> WHAT YOU WILL DO
Work out how many lines in the entries below include the word "pero". Give nothing but the number.

========================================================================

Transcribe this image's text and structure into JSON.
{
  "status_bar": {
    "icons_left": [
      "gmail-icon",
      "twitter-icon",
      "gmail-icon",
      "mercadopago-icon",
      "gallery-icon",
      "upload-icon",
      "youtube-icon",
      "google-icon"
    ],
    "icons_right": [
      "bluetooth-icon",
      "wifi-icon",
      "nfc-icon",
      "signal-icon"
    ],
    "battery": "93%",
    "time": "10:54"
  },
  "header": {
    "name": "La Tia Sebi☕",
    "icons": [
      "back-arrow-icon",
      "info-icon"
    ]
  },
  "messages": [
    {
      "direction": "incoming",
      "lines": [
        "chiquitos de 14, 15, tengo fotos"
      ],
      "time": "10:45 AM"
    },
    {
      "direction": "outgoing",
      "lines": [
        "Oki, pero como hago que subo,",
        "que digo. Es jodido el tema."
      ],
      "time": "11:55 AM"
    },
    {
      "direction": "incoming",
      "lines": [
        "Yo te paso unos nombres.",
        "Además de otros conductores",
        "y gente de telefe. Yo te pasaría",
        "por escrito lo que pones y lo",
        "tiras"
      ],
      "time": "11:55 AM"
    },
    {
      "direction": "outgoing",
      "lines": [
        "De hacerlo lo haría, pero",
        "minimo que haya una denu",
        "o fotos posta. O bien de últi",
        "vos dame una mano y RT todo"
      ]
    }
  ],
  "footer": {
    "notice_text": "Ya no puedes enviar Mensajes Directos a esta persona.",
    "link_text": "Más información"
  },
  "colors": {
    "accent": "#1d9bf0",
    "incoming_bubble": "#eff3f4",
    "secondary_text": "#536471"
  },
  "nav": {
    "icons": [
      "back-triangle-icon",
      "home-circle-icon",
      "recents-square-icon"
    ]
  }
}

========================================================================

> RESPONSE BOX
2